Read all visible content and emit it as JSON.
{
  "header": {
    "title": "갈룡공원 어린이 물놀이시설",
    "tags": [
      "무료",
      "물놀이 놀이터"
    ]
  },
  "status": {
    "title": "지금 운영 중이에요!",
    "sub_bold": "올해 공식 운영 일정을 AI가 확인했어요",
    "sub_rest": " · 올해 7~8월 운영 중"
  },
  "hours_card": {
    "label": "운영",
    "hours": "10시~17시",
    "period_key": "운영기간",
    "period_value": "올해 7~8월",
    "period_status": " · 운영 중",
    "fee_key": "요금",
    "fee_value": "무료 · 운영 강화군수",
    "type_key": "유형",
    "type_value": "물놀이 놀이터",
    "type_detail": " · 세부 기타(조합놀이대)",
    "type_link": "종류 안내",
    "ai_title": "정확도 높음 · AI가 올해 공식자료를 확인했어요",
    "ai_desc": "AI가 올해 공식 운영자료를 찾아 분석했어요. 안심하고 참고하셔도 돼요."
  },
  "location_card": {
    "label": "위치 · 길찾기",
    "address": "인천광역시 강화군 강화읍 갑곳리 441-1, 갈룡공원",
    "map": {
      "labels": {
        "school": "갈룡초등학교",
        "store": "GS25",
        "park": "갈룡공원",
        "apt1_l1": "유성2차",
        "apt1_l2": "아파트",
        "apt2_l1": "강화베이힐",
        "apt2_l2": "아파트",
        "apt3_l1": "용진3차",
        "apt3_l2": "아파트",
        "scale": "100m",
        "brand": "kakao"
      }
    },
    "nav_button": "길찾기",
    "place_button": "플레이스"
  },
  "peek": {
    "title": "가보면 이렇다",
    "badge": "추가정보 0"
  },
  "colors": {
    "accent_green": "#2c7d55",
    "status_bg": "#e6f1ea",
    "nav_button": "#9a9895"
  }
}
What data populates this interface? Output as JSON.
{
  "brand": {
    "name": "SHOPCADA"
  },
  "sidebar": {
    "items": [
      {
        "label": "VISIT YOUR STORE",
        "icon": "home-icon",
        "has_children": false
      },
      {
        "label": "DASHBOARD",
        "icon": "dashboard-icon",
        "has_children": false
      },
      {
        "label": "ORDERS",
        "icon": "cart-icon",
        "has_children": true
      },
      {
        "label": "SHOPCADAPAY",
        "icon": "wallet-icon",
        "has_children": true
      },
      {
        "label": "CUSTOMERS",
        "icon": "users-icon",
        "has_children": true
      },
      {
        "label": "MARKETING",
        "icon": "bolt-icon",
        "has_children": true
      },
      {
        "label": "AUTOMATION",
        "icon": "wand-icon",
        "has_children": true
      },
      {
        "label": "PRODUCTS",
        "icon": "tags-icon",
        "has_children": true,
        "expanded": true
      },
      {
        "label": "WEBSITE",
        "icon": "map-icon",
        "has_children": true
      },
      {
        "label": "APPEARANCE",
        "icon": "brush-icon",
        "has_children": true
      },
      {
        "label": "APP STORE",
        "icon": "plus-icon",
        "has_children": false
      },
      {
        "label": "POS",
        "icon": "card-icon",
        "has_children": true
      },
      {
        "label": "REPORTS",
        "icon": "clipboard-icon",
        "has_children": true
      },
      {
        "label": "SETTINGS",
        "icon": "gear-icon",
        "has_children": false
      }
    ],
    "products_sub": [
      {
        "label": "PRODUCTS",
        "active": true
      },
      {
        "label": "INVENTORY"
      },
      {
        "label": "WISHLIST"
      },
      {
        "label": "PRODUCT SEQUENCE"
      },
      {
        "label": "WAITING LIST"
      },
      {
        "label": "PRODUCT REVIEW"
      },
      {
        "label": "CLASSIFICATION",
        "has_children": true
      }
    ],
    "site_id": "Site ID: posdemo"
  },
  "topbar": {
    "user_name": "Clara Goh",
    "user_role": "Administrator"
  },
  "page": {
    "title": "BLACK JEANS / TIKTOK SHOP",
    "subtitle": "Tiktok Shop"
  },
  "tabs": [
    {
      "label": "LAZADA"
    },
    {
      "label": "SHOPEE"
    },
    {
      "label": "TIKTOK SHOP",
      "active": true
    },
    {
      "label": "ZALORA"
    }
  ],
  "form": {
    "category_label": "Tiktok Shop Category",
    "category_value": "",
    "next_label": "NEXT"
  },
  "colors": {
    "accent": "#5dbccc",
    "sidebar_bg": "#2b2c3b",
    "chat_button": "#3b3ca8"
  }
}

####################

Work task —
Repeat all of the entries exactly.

Solution —
Read all visible content and emit it as JSON.
{
  "header": {
    "title": "갈룡공원 어린이 물놀이시설",
    "tags": [
      "무료",
      "물놀이 놀이터"
    ]
  },
  "status": {
    "title": "지금 운영 중이에요!",
    "sub_bold": "올해 공식 운영 일정을 AI가 확인했어요",
    "sub_rest": " · 올해 7~8월 운영 중"
  },
  "hours_card": {
    "label": "운영",
    "hours": "10시~17시",
    "period_key": "운영기간",
    "period_value": "올해 7~8월",
    "period_status": " · 운영 중",
    "fee_key": "요금",
    "fee_value": "무료 · 운영 강화군수",
    "type_key": "유형",
    "type_value": "물놀이 놀이터",
    "type_detail": " · 세부 기타(조합놀이대)",
    "type_link": "종류 안내",
    "ai_title": "정확도 높음 · AI가 올해 공식자료를 확인했어요",
    "ai_desc": "AI가 올해 공식 운영자료를 찾아 분석했어요. 안심하고 참고하셔도 돼요."
  },
  "location_card": {
    "label": "위치 · 길찾기",
    "address": "인천광역시 강화군 강화읍 갑곳리 441-1, 갈룡공원",
    "map": {
      "labels": {
        "school": "갈룡초등학교",
        "store": "GS25",
        "park": "갈룡공원",
        "apt1_l1": "유성2차",
        "apt1_l2": "아파트",
        "apt2_l1": "강화베이힐",
        "apt2_l2": "아파트",
        "apt3_l1": "용진3차",
        "apt3_l2": "아파트",
        "scale": "100m",
        "brand": "kakao"
      }
    },
    "nav_button": "길찾기",
    "place_button": "플레이스"
  },
  "peek": {
    "title": "가보면 이렇다",
    "badge": "추가정보 0"
  },
  "colors": {
    "accent_green": "#2c7d55",
    "status_bg": "#e6f1ea",
    "nav_button": "#9a9895"
  }
}
What data populates this interface? Output as JSON.
{
  "brand": {
    "name": "SHOPCADA"
  },
  "sidebar": {
    "items": [
      {
        "label": "VISIT YOUR STORE",
        "icon": "home-icon",
        "has_children": false
      },
      {
        "label": "DASHBOARD",
        "icon": "dashboard-icon",
        "has_children": false
      },
      {
        "label": "ORDERS",
        "icon": "cart-icon",
        "has_children": true
      },
      {
        "label": "SHOPCADAPAY",
        "icon": "wallet-icon",
        "has_children": true
      },
      {
        "label": "CUSTOMERS",
        "icon": "users-icon",
        "has_children": true
      },
      {
        "label": "MARKETING",
        "icon": "bolt-icon",
        "has_children": true
      },
      {
        "label": "AUTOMATION",
        "icon": "wand-icon",
        "has_children": true
      },
      {
        "label": "PRODUCTS",
        "icon": "tags-icon",
        "has_children": true,
        "expanded": true
      },
      {
        "label": "WEBSITE",
        "icon": "map-icon",
        "has_children": true
      },
      {
        "label": "APPEARANCE",
        "icon": "brush-icon",
        "has_children": true
      },
      {
        "label": "APP STORE",
        "icon": "plus-icon",
        "has_children": false
      },
      {
        "label": "POS",
        "icon": "card-icon",
        "has_children": true
      },
      {
        "label": "REPORTS",
        "icon": "clipboard-icon",
        "has_children": true
      },
      {
        "label": "SETTINGS",
        "icon": "gear-icon",
        "has_children": false
      }
    ],
    "products_sub": [
      {
        "label": "PRODUCTS",
        "active": true
      },
      {
        "label": "INVENTORY"
      },
      {
        "label": "WISHLIST"
      },
      {
        "label": "PRODUCT SEQUENCE"
      },
      {
        "label": "WAITING LIST"
      },
      {
        "label": "PRODUCT REVIEW"
      },
      {
        "label": "CLASSIFICATION",
        "has_children": true
      }
    ],
    "site_id": "Site ID: posdemo"
  },
  "topbar": {
    "user_name": "Clara Goh",
    "user_role": "Administrator"
  },
  "page": {
    "title": "BLACK JEANS / TIKTOK SHOP",
    "subtitle": "Tiktok Shop"
  },
  "tabs": [
    {
      "label": "LAZADA"
    },
    {
      "label": "SHOPEE"
    },
    {
      "label": "TIKTOK SHOP",
      "active": true
    },
    {
      "label": "ZALORA"
    }
  ],
  "form": {
    "category_label": "Tiktok Shop Category",
    "category_value": "",
    "next_label": "NEXT"
  },
  "colors": {
    "accent": "#5dbccc",
    "sidebar_bg": "#2b2c3b",
    "chat_button": "#3b3ca8"
  }
}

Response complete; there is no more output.